Spruce beetle was the most damaging forest insect pest in Colorado for the fifth consecutive year, based on a 2016 forest health aerial survey conducted by the Colorado State Forest Service (CSFS) and U.S. Forest Service (USFS), Rocky Mountain Region. Douglas-fir beetle populations also continued to expand, while mountain pine beetle, western spruce budworm and Douglas-fir tussock moth populations continue to decline. Every year the CSFS and USFS work together to aerially monitor forest health conditions on millions of forested acres across the state.

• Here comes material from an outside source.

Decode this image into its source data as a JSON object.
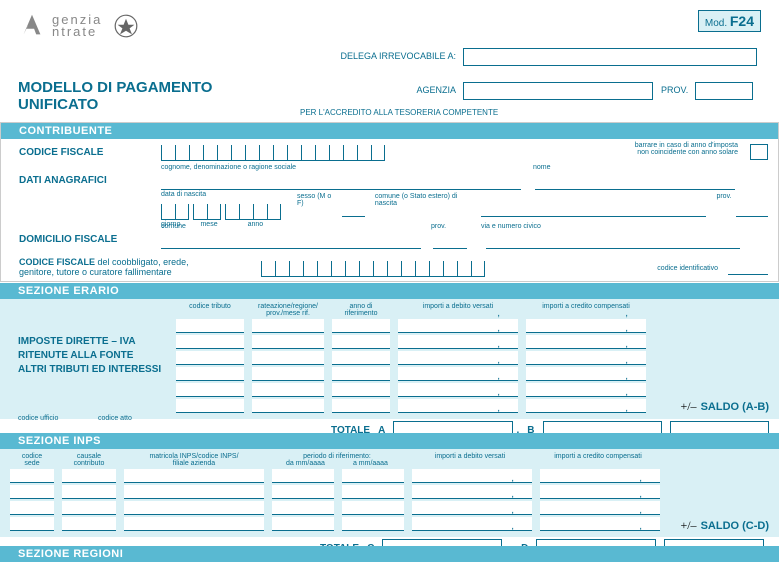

Spruce beetle populations continued to cause widespread tree mortality, impacting 350,000 acres of higher-elevation stands of Engelmann spruce statewide. The largest infestations were detected primarily in southern and central Colorado, with more than one-third of those acres “new” or not previously impacted. Blowdown events in Engelmann spruce stands, combined with long-term drought stress, warmer temperatures and extensive amounts of older, densely growing trees, have contributed to this ongoing epidemic.
Since 1996, spruce beetle outbreaks have caused tree mortality on more than 1.7 million acres in Colorado.
The aerial survey also indicated that activity of Douglas-fir beetle, a close relative of spruce beetle that attacks and kills mature Douglas-fir trees, significantly increased on the Western Slope, with 19,000 acres impacted in 2016. Unlike spruce beetle, populations of this pest tend to erupt in numerous smaller pockets, rather than spreading outwardly from a few main population centers. Eagle, Garfield and Pitkin counties, along with most of the Gunnison Basin, were all heavily impacted with pocket activity in 2016.
Conversely, declines in impacted acreage were observed for western spruce budworm, Douglas-fir tussock moth and fungal leaf diseases of aspen trees.
From Forest Business Network: http://www.forestbusinessnetwork.com/67220/spruce-beetle-epidemic-continues-to-expand-kill-trees-in-colorado/